In each of its markets, the company consistently produces top market share numbers. The 2011 fiscal year saw an average 36% share for truck sales across all divisions, with one division producing over 80% and four others at 50%. Worldwide Eqiupment has 58% of the total parts business in its market, and its best market has 114% market share, stocking products not normally listed as truck parts, such as hand towels.
Dotson says he has found that the best way to keep our customers happy is to keep employees happy.
"My people are our more important asset," Dotson says. "I put them first, then ask them to put our customers first."
He says he hates to use a corporate buzzword, "empowering" his employees, but "I tell them to rent helicopters if they need to, but take care of their customers. You hire good people, let them do their work, and respect them if they make good decisions." He's proud of the longevity of his staff; the average employee tenure is 16 years.

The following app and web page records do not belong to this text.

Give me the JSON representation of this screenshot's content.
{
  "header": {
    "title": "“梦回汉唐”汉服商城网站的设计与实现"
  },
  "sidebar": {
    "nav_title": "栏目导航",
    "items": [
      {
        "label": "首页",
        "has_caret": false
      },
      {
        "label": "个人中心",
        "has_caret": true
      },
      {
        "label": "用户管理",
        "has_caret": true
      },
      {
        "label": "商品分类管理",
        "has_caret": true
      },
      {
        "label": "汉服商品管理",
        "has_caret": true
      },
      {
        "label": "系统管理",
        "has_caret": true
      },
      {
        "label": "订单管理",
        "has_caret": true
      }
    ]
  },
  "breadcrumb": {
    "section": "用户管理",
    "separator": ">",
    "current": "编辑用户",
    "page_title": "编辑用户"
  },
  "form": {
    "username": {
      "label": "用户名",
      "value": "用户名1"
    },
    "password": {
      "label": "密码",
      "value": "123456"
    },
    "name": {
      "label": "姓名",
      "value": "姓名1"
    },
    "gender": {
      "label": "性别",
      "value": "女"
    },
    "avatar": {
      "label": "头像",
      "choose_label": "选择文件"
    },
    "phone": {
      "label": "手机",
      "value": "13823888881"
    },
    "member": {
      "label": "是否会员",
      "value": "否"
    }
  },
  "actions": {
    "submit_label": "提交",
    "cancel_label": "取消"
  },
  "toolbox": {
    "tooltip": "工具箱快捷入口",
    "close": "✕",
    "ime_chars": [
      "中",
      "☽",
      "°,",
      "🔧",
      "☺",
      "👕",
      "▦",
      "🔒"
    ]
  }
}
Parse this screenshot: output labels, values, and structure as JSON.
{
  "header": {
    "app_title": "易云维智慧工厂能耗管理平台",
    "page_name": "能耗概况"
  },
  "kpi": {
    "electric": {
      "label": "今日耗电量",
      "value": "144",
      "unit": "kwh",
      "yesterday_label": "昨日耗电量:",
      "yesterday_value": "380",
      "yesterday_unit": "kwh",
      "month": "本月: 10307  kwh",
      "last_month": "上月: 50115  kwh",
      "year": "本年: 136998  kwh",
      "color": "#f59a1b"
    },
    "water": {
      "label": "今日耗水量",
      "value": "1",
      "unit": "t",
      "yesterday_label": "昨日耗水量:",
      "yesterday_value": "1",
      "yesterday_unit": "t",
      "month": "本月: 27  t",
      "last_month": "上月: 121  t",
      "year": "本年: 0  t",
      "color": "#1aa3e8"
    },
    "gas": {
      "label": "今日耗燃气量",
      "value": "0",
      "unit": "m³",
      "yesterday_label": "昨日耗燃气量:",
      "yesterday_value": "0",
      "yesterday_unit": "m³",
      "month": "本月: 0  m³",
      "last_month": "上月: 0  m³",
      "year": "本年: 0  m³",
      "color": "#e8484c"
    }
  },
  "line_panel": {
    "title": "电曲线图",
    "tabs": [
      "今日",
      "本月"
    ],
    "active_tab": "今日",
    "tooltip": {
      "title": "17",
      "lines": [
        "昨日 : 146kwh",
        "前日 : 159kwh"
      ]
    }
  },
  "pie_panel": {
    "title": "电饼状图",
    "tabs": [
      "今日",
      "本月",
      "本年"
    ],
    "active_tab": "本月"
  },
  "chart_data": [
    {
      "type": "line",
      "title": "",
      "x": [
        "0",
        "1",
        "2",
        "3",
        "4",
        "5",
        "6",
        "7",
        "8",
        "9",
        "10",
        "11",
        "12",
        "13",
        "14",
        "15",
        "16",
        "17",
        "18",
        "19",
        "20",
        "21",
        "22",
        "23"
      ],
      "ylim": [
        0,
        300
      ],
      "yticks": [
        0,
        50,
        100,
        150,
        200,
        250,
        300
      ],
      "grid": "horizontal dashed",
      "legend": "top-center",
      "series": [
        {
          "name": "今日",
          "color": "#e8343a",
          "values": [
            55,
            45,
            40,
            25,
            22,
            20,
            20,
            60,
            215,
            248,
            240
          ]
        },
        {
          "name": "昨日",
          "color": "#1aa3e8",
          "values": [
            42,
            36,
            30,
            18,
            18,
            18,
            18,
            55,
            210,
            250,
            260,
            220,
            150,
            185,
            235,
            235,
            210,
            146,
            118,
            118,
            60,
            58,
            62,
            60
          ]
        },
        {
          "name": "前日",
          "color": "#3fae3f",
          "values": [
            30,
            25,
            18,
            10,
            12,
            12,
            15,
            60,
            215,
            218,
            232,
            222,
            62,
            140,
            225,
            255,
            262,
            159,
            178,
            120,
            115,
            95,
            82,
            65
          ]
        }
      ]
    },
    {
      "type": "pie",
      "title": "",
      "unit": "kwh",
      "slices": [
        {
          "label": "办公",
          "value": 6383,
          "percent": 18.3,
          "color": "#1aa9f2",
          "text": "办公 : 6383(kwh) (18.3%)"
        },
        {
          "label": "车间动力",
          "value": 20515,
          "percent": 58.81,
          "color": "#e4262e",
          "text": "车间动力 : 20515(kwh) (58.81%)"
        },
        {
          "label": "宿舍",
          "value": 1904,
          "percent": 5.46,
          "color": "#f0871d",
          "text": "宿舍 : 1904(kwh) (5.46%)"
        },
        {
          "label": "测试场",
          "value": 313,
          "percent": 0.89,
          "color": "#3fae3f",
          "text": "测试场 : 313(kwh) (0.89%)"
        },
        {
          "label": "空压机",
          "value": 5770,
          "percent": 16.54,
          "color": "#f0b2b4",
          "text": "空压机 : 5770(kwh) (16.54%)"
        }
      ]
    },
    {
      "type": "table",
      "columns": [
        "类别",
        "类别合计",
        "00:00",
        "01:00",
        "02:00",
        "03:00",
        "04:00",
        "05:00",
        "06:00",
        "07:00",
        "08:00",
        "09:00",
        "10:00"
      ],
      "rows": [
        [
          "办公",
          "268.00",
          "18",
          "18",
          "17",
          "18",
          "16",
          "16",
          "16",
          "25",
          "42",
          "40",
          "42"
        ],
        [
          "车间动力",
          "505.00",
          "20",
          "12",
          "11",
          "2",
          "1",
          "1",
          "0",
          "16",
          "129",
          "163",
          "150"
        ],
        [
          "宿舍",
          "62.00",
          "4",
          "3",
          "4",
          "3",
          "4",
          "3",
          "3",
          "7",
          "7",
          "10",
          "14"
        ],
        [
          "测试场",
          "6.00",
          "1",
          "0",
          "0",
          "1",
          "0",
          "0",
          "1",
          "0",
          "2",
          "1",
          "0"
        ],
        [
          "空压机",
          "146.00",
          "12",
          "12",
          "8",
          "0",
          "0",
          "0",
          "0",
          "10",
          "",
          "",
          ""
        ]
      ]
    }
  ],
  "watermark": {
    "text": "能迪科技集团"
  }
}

Dotson also is committed to improving education in Appalachia. He has served as a board member of University of Pikeville for over 25 years and as chairman of the board for 15 years. Under his leadership, the school grew its enrollment from 200 to over 1,200 students. It has opened a medical school that is now the second largest medical school in the state and one of the top 20 schools in the U.S. in the study of rural medicine.
"I think it's important that we as businesspoople give back to our communities, and we strive real hard to do that," Dotson says. "Sometimes [business owners] get real busy taking care of business and forget to take care of our community, and I think we, as business leaders, need to always leave things better than we found them."